TV & Theatre

Zimbabwean in Vancouver play

Zimbabwean in Vancouver play

By Showbiz Writer

Vancouver based Zimbabwean thespian Clayton Pasi Gunguwo will starting later this month star in an Arthol Fugard play The Train Driver that will run in Canada until April.
Gunguwo who has immense experience in theatre and arts from working alongside greats like the late Simon Shumba aka Mutirowafanza and Continueloving Mhlanga of Amakhosi Arts will play Simon, a gravedigger who assits a train driver in identifying victims of an accident that he has been involved in.

According to Gunguwo, Roelf, the driver spends weeks trying to identify his unfortunate victims he killed on the tracks between Philippi and Nyanga on South Africa’s Cape Flats and meets Simon who assist in unburdening him.

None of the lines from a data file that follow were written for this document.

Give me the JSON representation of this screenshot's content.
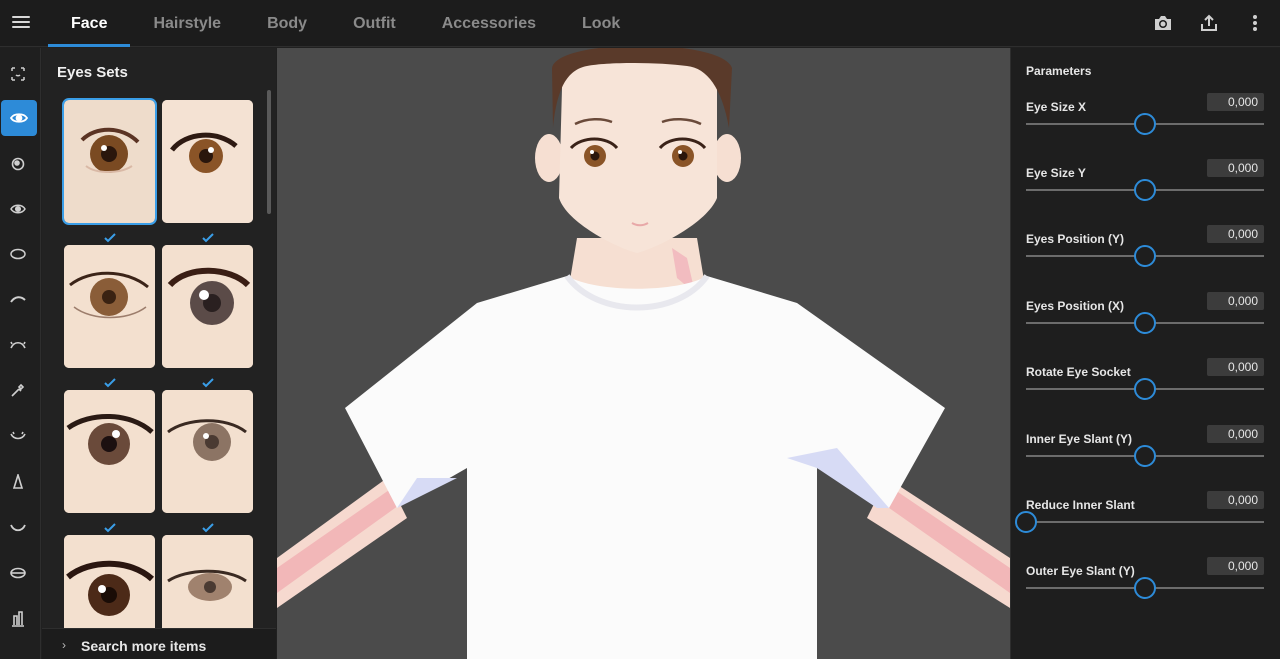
{
  "tabs": [
    {
      "label": "Face",
      "active": true
    },
    {
      "label": "Hairstyle",
      "active": false
    },
    {
      "label": "Body",
      "active": false
    },
    {
      "label": "Outfit",
      "active": false
    },
    {
      "label": "Accessories",
      "active": false
    },
    {
      "label": "Look",
      "active": false
    }
  ],
  "top_icons": [
    "camera-icon",
    "export-icon",
    "more-vert-icon"
  ],
  "rail_icons": [
    "face-outline-icon",
    "eye-icon",
    "iris-icon",
    "eye-highlight-icon",
    "eye-shape-icon",
    "eyebrow-icon",
    "eyelash-icon",
    "eyedropper-icon",
    "lower-lash-icon",
    "nose-icon",
    "mouth-icon",
    "lips-icon",
    "ear-icon"
  ],
  "sets_panel": {
    "title": "Eyes Sets",
    "search_more_label": "Search more items",
    "thumbnails": [
      {
        "name": "eye-set-1",
        "selected": true,
        "checked": true
      },
      {
        "name": "eye-set-2",
        "selected": false,
        "checked": true
      },
      {
        "name": "eye-set-3",
        "selected": false,
        "checked": true
      },
      {
        "name": "eye-set-4",
        "selected": false,
        "checked": true
      },
      {
        "name": "eye-set-5",
        "selected": false,
        "checked": true
      },
      {
        "name": "eye-set-6",
        "selected": false,
        "checked": true
      },
      {
        "name": "eye-set-7",
        "selected": false,
        "checked": false
      },
      {
        "name": "eye-set-8",
        "selected": false,
        "checked": false
      }
    ]
  },
  "parameters": {
    "title": "Parameters",
    "items": [
      {
        "label": "Eye Size X",
        "value": "0,000",
        "level": 0.5
      },
      {
        "label": "Eye Size Y",
        "value": "0,000",
        "level": 0.5
      },
      {
        "label": "Eyes Position (Y)",
        "value": "0,000",
        "level": 0.5
      },
      {
        "label": "Eyes Position (X)",
        "value": "0,000",
        "level": 0.5
      },
      {
        "label": "Rotate Eye Socket",
        "value": "0,000",
        "level": 0.5
      },
      {
        "label": "Inner Eye Slant (Y)",
        "value": "0,000",
        "level": 0.5
      },
      {
        "label": "Reduce Inner Slant",
        "value": "0,000",
        "level": 0.0
      },
      {
        "label": "Outer Eye Slant (Y)",
        "value": "0,000",
        "level": 0.5
      }
    ]
  },
  "colors": {
    "accent": "#2d8bd8",
    "viewport_bg": "#4b4b4b",
    "panel_bg": "#222222"
  }
}
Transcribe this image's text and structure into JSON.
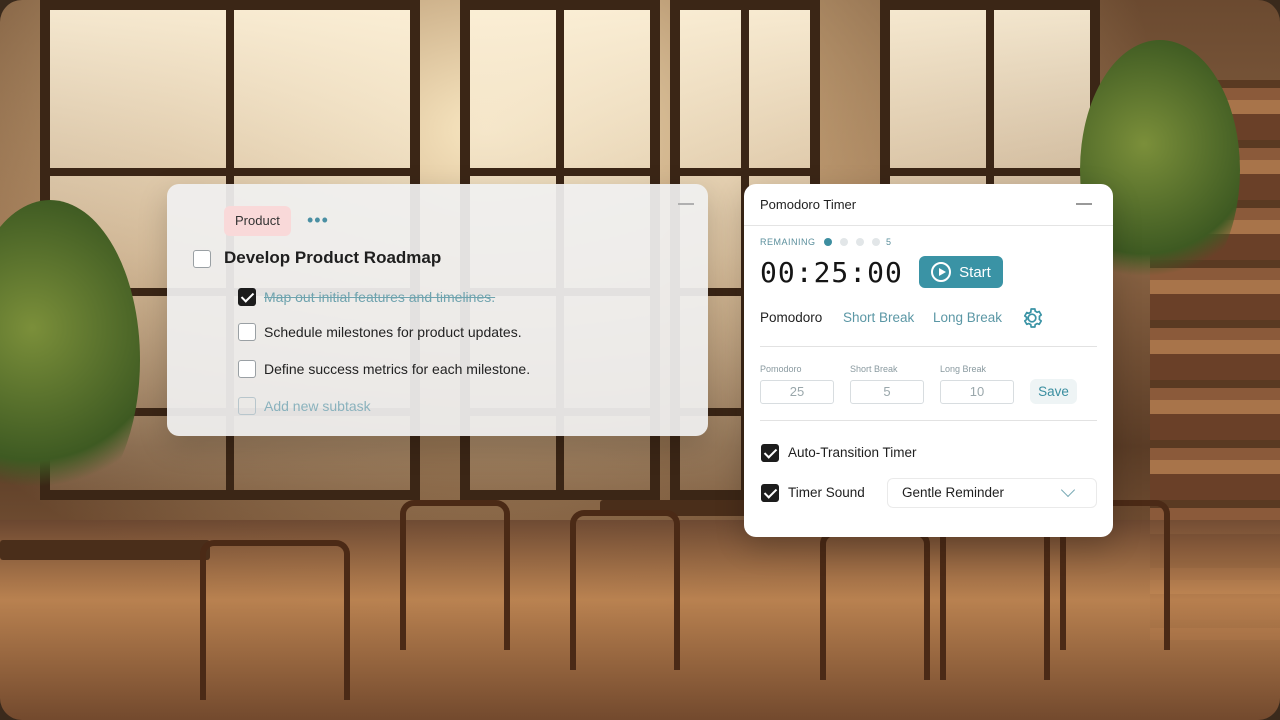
{
  "task_card": {
    "tag": "Product",
    "more_glyph": "•••",
    "title": "Develop Product Roadmap",
    "subtasks": [
      {
        "label": "Map out initial features and timelines.",
        "checked": true
      },
      {
        "label": "Schedule milestones for product updates.",
        "checked": false
      },
      {
        "label": "Define success metrics for each milestone.",
        "checked": false
      }
    ],
    "add_placeholder": "Add new subtask"
  },
  "pomodoro": {
    "title": "Pomodoro Timer",
    "remaining_label": "REMAINING",
    "remaining_count": "5",
    "progress_dots": [
      true,
      false,
      false,
      false
    ],
    "timer": "00:25:00",
    "start_label": "Start",
    "modes": [
      "Pomodoro",
      "Short Break",
      "Long Break"
    ],
    "active_mode": "Pomodoro",
    "durations": [
      {
        "label": "Pomodoro",
        "value": "25"
      },
      {
        "label": "Short Break",
        "value": "5"
      },
      {
        "label": "Long Break",
        "value": "10"
      }
    ],
    "save_label": "Save",
    "auto_transition": {
      "label": "Auto-Transition Timer",
      "checked": true
    },
    "timer_sound": {
      "label": "Timer Sound",
      "checked": true,
      "value": "Gentle Reminder"
    }
  },
  "colors": {
    "accent": "#3a93a5",
    "tag_bg": "#f9d9d9"
  }
}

Based on a true story, Athol Fugard’s beautiful and haunting The Train Driver is a soulful exploration of guilt, suffering, redemption, and the powerful bonds that grow between strangers which South Africa’s Sunday Times described as: “Brave, confrontational and tender… Essential theatre viewing…”

The play is directed by New York born Adam Henderson who is also a teacher at Vancouver Film School.

Born in Zimbabwe, Gunguwo grew up on the dusty streets of Mbare under the care of a single mother and says he feels lucky to have met Mutirowafanza and Mlhanga who “immersed him in the world of film and theatre training and intensive apprenticeship”.

Over the last four decades he has worked in several countries among them Zimbabwe, Canada, Cuba, Ghana, Ethiopia, South Africa, Israel and U.S.A.

Gunguwo appeared in the country’s first condoms commercial and has been creating “an integrated interdisciplinary platform for his talents and gifts”.

He said he has deep passion to bring “voices and images that express a belonging at the same time celebrating human and geographical diversity that allow us to understand another through art”.

Among his major theatre highlights are being creator and director of Muti Usina Zita in Vancouver, Lumumba (associate producer-New York), Super Patriots and Morons (director-Vancouver) and Who stole the ghetto from the people (creator and director Israel).

He is also working on another theatre project titled Blisters of Chimurenga that focuses on the current economic chaos in Zimbabwe while the story swivels around love, power and revenge.
Tickets for the show can be bought on
Gunguwo says he remembers his experience starting off humble with Mutirowafanza when few considered arts an industry.

“We would go and rehearse in the bush (kubani). I remember my first play with him I had to do only one line but we would spend the whole day just rehearsing that one line teaching me how to connect my emotions to a character I was playing,” he said.

Afterwards he had a chance to work with Mhlanga who would teach him “essential tricks and dramatic forms to mirror” one’s own community particularly politics.

“For me these two were successful in being able to develop stories that were not donor driven however having been able to work with professional and talented thespians around I think the biggest area where Zimbabwe still needs to catch up is investing in stagecraft. There are so many projects I have seen in Zimbabwe that I have watched where directors never pay attention to it,” he added.

He said funds permitting he hopes to have the play Train Driver will be able to tour Zimbabwe in 2018.